# Calculating Price Elasticity of Demand

Let’s calculate the elasticity between points A and B and between points G and H as Figure shows.

First, apply the formula to calculate the elasticity as price decreases from $70 at point B to $60 at point A:

$\begin{array}{ccc}\text{\%change in quantity}& =& \frac{\mathrm{3,000}\u2013\mathrm{2,800}}{(\mathrm{3,000}+\mathrm{2,800})/2}\mathrm{\times 100}\\ & =& \frac{200}{\mathrm{2,900}}\mathrm{\times 100}\\ & =& 6.9\\ \text{\% change in price}& =& \frac{60\u201370}{(60+70)\mathrm{/2}}\mathrm{\times 100}\\ & =& \frac{\mathrm{\u201310}}{65}\mathrm{\times 100}\\ & =& \mathrm{\u201315.4}\\ \text{Price Elasticity of Demand}& =& \frac{\mathrm{6.9\%}}{\mathrm{\u201315.4\%}}\\ & =& 0.45\end{array}$Therefore, the elasticity of demand between these two points is $\frac{\mathrm{6.9\%}}{\mathrm{\u201315.4\%}}$ which is 0.45, an amount smaller than one, showing that the demand is inelastic in this interval. Price elasticities of demand are *always* negative since price and quantity demanded always move in opposite directions (on the demand curve). By convention, we always talk about elasticities as positive numbers. Mathematically, we take the absolute value of the result. We will ignore this detail from now on, while remembering to interpret elasticities as positive numbers.

This means that, along the demand curve between point B and A, if the price changes by 1%, the quantity demanded will change by 0.45%. A change in the price will result in a smaller percentage change in the quantity demanded. For example, a 10% *increase* in the price will result in only a 4.5% *decrease* in quantity demanded. A 10% *decrease* in the price will result in only a 4.5% *increase* in the quantity demanded. Price elasticities of demand are negative numbers indicating that the demand curve is downward sloping, but we read them as absolute values. The following Work It Out feature will walk you through calculating the price elasticity of demand.

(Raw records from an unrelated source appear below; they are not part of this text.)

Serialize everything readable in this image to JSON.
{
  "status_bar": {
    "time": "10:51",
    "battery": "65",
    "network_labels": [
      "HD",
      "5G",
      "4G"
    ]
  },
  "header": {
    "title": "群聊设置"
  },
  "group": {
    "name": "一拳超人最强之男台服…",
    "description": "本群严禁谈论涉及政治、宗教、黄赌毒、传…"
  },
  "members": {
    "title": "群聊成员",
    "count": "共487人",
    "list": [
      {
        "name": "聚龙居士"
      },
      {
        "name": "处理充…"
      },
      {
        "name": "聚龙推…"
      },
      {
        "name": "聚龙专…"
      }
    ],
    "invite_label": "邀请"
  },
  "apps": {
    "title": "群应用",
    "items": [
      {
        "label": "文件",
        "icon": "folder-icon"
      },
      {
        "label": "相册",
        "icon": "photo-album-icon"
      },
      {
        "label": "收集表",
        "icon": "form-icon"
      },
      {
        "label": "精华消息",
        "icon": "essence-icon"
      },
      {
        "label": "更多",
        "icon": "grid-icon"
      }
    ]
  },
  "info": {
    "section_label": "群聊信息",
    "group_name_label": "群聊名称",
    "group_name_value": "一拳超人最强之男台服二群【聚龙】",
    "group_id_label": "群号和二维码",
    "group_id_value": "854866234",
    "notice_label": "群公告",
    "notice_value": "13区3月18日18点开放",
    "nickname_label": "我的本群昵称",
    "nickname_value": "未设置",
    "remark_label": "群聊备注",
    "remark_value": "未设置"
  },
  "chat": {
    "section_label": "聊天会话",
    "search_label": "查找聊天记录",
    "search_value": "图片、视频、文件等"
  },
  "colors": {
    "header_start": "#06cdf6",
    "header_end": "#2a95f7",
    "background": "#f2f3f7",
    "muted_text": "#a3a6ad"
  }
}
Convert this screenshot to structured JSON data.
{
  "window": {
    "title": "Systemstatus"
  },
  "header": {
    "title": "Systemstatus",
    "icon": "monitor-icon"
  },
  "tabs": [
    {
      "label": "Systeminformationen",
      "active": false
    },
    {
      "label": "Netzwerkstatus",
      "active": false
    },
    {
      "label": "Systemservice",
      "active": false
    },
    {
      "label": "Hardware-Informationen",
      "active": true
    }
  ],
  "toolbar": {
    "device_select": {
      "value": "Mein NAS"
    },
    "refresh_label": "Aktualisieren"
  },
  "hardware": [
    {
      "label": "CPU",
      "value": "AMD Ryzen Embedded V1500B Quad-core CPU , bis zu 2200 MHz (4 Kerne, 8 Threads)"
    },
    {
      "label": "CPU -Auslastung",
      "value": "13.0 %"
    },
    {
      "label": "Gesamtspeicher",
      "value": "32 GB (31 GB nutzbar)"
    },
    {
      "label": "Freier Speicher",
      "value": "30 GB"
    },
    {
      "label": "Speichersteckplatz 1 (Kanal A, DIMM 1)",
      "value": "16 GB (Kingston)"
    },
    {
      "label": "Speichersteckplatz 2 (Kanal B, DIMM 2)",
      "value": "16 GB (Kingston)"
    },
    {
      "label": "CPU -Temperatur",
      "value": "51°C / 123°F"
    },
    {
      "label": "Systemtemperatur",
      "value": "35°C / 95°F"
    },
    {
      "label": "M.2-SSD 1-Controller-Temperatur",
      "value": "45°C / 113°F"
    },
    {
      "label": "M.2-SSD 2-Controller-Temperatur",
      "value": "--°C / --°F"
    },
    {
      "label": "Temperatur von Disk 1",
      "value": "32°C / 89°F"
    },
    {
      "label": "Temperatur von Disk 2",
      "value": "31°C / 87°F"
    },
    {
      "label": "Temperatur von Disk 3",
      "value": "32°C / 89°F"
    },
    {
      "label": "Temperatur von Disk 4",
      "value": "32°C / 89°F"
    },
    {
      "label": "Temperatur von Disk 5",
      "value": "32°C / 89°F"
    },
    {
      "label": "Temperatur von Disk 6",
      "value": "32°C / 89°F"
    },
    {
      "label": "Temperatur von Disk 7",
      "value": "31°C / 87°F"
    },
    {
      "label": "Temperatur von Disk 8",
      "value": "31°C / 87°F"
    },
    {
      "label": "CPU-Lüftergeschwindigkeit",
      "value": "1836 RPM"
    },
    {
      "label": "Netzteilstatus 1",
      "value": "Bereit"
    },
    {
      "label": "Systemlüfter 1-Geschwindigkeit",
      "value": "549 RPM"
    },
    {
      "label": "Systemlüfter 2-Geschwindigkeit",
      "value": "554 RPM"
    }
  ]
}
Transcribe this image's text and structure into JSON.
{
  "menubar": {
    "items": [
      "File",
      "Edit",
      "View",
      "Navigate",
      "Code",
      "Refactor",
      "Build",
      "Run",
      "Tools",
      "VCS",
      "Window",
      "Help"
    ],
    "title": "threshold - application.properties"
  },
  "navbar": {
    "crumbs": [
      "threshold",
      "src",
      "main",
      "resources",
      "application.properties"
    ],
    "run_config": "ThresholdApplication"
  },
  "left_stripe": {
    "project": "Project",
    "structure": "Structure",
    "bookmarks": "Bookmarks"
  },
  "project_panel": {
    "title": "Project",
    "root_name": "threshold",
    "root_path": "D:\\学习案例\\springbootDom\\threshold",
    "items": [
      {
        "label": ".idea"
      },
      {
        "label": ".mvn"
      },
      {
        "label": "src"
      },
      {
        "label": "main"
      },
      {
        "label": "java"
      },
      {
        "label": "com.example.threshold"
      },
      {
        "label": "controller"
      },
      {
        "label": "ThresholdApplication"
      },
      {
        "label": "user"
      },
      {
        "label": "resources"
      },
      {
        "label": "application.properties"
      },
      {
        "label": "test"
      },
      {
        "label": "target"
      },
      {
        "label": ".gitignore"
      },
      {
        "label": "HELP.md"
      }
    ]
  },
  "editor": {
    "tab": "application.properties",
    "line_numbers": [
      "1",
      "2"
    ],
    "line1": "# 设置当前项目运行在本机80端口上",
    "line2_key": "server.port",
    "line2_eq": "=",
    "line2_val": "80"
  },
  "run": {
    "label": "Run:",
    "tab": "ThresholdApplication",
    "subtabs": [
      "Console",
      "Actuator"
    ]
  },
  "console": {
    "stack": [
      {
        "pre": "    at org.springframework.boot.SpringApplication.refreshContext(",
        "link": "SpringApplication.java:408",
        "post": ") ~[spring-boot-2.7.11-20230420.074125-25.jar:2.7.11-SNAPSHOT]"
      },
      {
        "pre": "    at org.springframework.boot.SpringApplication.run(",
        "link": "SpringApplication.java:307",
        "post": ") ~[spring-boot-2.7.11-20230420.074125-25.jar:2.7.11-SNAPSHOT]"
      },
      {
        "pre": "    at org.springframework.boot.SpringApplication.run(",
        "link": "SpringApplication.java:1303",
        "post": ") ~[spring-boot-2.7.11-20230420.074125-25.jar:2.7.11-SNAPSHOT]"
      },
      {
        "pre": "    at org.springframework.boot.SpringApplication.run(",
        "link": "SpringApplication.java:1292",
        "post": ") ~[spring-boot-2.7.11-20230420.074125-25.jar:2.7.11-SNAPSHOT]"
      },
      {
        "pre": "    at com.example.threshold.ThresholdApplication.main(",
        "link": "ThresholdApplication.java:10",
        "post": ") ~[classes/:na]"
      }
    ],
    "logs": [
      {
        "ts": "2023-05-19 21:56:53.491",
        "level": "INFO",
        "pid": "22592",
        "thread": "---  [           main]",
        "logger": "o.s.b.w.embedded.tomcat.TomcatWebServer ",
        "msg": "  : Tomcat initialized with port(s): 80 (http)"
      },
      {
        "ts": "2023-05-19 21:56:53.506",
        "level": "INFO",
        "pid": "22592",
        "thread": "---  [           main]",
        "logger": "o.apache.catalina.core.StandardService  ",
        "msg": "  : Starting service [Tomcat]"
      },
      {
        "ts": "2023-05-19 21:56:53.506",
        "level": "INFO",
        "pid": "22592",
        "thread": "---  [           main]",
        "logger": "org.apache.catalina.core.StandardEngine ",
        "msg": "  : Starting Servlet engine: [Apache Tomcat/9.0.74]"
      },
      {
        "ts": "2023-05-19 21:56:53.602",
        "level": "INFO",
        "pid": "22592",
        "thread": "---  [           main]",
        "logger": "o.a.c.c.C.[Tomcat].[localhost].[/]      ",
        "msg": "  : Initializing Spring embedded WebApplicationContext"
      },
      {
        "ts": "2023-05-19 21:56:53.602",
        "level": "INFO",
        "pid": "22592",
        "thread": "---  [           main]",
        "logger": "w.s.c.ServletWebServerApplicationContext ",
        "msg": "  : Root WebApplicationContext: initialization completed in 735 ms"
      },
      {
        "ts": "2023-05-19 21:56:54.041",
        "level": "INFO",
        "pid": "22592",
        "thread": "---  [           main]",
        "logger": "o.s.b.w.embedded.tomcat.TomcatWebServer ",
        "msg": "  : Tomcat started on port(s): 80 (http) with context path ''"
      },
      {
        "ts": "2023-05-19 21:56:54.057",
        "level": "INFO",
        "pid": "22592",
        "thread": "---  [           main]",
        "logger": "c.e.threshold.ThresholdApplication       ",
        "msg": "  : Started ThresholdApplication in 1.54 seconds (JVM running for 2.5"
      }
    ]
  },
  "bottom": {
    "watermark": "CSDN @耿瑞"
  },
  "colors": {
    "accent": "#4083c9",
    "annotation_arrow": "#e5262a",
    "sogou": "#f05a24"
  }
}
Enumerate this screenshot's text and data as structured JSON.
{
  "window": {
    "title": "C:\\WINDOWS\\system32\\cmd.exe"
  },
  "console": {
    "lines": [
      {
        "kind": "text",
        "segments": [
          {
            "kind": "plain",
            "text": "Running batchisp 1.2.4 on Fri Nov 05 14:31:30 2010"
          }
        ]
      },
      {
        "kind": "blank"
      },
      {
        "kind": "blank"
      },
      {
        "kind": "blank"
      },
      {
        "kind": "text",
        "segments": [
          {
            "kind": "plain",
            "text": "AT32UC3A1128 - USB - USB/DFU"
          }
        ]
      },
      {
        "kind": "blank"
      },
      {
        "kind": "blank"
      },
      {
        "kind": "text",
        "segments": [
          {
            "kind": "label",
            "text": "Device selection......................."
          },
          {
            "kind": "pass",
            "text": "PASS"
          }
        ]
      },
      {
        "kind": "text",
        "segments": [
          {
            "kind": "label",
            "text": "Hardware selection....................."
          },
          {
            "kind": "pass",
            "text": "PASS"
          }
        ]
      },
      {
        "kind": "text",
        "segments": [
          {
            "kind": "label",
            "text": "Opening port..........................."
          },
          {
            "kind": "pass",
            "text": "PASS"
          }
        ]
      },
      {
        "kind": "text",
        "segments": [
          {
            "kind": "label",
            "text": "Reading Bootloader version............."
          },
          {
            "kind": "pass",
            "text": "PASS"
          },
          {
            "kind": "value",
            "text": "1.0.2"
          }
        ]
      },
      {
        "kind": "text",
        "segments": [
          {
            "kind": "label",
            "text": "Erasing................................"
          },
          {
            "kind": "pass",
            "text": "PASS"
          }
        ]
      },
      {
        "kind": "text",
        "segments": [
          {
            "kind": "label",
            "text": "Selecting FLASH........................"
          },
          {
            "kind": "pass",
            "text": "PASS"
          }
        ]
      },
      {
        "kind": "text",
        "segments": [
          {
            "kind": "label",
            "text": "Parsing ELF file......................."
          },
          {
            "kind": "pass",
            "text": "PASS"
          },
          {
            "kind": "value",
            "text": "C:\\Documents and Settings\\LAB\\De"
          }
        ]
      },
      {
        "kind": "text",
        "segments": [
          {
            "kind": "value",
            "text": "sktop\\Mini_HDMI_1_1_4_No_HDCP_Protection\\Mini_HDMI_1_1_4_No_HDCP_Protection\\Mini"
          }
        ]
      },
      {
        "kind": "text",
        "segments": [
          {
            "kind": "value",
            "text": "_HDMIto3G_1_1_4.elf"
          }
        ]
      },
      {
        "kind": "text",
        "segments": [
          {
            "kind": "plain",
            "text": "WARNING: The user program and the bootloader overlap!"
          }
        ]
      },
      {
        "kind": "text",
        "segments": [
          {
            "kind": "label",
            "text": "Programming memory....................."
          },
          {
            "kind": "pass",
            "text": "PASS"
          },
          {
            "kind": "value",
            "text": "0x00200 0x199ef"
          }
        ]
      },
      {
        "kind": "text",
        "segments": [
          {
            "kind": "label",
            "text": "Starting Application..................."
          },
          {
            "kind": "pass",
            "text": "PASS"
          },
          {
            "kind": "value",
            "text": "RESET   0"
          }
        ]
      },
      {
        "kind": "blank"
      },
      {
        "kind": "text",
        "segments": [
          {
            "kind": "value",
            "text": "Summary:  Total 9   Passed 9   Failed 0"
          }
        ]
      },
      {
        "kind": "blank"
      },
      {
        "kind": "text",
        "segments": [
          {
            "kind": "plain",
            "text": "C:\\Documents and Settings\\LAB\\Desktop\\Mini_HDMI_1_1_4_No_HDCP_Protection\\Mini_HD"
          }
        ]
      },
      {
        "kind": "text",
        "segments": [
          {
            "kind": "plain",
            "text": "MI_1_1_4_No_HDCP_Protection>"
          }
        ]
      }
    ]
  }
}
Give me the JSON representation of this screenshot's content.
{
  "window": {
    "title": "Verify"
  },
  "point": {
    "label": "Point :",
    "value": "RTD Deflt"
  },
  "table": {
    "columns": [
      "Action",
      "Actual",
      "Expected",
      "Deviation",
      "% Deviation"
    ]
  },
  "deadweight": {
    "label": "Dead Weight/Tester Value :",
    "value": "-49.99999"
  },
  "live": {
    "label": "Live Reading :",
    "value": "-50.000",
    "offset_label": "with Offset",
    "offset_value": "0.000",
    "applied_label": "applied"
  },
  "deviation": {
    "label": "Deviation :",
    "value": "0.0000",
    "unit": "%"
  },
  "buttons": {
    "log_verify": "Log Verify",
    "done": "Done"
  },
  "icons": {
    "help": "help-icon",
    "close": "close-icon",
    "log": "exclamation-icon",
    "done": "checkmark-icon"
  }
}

## Finding the Price Elasticity of Demand

Calculate the price elasticity of demand using the data in Figure for an increase in price from G to H. Has the elasticity increased or decreased?

Step 1. We know that:

$\begin{array}{ccc}\text{Price Elasticity of Demand}& =& \frac{\text{\%change in quantity}}{\text{\%change in price}}\end{array}$Step 2. From the **Midpoint Formula** we know that:

Step 3. So we can use the values provided in the figure in each equation:

$\begin{array}{ccc}\text{\%changeinquantity}& =& \frac{\mathrm{1,600}\u2013\mathrm{1,800}}{(\mathrm{1,600}+\mathrm{1,800})/2}\times 100\\ & =& \frac{\mathrm{\u2013200}}{\mathrm{1,700}}\times 100\\ & =& \mathrm{\u201311}.76\\ \text{\%changeinprice}& =& \frac{130\u2013120}{(130+120)/2}\times 100\\ & =& \frac{10}{125}\times 100\\ & =& 8.0\end{array}$Step 4. Then, we can use those values to determine the price elasticity of demand:

$\begin{array}{ccc}\text{PriceElasticityofDemand}& =& \frac{\text{\% changeinquantity}}{\text{\% changeinprice}}\\ & =& \frac{\mathrm{\u201311.76}}{8}\\ & =& 1.47\end{array}$Therefore, the elasticity of demand from G to is H 1.47. The magnitude of the elasticity has increased (in absolute value) as we moved up along the **demand curve** from points A to B. Recall that the elasticity between these two points was 0.45. Demand was inelastic between points A and B and elastic between points G and H. This shows us that price elasticity of demand changes at different points along a **straight-line demand curve**.